(Dataset rows describing interfaces)

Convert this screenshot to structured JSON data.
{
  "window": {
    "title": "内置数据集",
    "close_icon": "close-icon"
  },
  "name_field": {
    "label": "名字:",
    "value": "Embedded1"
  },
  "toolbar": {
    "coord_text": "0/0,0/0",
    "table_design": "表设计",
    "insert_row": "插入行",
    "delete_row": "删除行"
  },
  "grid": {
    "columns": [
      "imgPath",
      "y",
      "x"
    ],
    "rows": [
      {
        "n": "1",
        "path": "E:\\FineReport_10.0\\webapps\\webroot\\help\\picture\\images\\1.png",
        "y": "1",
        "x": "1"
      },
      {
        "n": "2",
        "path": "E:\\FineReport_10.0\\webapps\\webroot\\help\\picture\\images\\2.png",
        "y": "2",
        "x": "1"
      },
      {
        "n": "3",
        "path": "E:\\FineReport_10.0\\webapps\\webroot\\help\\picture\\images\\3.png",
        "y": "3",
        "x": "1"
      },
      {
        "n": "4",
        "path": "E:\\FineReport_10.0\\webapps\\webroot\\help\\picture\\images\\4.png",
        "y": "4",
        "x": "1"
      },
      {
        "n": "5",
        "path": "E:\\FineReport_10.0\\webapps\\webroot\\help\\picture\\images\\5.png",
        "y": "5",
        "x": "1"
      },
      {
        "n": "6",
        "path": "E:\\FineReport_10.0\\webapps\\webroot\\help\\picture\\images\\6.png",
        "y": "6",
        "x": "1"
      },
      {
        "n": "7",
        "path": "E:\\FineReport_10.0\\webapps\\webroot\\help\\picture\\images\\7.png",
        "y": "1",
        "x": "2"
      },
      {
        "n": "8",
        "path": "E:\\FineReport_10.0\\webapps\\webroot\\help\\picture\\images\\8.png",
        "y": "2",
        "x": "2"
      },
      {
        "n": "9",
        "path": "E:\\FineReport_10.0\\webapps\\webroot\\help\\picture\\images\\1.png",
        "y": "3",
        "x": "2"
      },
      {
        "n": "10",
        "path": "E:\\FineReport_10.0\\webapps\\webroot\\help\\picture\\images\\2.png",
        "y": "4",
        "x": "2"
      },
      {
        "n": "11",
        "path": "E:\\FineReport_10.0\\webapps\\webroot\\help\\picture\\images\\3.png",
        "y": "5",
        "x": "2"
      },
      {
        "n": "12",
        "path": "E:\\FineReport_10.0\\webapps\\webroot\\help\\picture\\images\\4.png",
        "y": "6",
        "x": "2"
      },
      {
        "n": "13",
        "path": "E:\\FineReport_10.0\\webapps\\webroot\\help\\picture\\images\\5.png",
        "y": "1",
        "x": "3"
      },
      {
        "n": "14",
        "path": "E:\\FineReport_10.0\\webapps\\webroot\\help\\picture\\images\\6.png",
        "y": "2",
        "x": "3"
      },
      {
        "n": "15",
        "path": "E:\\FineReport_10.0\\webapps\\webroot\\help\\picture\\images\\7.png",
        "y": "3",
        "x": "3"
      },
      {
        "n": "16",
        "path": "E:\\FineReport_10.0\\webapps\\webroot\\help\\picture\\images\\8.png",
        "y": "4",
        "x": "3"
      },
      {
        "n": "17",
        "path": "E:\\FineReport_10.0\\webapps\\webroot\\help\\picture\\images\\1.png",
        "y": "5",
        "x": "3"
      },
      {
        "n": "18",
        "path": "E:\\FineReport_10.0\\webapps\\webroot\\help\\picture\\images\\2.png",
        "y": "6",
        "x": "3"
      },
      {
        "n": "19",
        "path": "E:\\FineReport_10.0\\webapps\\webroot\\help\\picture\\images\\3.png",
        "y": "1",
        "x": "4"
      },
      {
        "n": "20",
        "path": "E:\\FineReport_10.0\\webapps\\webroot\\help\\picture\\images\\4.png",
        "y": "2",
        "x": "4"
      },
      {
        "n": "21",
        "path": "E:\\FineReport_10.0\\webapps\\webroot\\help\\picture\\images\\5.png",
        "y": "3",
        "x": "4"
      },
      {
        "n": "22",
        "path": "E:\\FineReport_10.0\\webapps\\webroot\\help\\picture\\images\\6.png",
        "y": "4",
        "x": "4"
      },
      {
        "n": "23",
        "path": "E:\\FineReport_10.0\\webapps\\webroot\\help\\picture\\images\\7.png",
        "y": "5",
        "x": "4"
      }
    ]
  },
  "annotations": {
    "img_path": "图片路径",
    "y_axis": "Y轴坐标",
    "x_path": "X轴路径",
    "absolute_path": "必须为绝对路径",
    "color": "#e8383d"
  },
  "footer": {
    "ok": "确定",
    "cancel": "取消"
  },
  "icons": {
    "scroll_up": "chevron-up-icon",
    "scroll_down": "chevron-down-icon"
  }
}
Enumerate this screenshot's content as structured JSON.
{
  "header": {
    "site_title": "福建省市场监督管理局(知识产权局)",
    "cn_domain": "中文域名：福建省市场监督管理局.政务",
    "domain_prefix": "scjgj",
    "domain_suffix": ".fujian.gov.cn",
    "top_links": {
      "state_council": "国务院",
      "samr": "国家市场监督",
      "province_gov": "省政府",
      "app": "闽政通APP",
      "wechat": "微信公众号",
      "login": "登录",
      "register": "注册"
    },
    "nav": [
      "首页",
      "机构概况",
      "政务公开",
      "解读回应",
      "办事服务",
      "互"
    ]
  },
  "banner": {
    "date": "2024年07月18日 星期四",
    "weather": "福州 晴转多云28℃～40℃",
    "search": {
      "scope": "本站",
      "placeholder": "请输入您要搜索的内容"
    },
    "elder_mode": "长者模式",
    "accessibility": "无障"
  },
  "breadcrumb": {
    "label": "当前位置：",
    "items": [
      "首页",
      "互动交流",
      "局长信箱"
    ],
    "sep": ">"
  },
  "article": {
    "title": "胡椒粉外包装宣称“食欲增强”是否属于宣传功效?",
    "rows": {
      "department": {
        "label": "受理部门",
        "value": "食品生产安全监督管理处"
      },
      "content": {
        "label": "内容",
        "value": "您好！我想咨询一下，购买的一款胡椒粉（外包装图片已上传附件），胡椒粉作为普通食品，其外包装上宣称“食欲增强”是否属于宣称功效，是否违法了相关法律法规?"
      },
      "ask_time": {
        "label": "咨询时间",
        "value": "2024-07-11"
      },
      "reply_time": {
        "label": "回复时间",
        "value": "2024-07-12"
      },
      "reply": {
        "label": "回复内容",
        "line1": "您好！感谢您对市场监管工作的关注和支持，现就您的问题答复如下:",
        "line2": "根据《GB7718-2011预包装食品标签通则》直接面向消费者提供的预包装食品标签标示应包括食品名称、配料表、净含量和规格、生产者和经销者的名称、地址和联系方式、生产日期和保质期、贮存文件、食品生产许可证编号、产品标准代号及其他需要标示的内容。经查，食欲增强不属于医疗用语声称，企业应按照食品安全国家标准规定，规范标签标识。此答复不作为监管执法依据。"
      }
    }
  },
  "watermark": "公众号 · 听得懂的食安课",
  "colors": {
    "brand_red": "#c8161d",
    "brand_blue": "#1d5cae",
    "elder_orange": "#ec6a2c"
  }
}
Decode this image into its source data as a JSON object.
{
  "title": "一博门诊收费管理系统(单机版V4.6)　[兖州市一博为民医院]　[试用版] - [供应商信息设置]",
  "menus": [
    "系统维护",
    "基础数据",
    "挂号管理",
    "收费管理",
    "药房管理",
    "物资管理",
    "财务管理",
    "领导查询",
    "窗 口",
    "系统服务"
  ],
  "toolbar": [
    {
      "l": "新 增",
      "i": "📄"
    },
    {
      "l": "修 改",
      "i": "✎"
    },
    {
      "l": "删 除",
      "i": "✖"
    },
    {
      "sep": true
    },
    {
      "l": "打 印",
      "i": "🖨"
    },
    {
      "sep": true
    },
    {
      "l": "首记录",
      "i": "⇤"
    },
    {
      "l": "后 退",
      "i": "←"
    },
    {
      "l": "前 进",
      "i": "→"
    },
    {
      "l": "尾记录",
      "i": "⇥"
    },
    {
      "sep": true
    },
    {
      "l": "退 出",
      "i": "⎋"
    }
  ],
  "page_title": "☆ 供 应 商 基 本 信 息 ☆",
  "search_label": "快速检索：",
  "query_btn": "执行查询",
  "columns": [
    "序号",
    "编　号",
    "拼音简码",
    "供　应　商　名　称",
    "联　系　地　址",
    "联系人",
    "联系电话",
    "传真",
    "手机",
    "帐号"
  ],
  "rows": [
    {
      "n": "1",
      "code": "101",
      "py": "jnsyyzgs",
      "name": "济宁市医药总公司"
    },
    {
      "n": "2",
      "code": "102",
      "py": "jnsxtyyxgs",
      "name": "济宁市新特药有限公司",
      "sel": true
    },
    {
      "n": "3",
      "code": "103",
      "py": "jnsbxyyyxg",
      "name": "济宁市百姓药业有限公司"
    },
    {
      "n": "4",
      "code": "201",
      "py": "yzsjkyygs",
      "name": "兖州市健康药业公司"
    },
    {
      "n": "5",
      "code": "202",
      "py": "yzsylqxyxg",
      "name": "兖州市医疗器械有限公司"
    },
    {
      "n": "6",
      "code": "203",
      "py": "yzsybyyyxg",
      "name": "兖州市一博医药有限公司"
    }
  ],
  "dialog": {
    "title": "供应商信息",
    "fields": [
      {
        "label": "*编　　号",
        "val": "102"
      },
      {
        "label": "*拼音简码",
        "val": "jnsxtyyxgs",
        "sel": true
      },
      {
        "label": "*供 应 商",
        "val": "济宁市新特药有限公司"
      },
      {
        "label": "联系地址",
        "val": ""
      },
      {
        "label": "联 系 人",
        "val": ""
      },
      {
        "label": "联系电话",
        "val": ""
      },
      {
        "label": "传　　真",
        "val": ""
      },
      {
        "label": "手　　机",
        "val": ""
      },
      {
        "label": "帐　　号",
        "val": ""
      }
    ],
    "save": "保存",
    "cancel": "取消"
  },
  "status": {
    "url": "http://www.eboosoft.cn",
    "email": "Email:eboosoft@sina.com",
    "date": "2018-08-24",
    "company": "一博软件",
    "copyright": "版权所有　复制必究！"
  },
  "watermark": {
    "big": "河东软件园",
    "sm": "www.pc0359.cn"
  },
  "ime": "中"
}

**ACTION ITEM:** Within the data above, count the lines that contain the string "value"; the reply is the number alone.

**RESPONSE AREA:** 5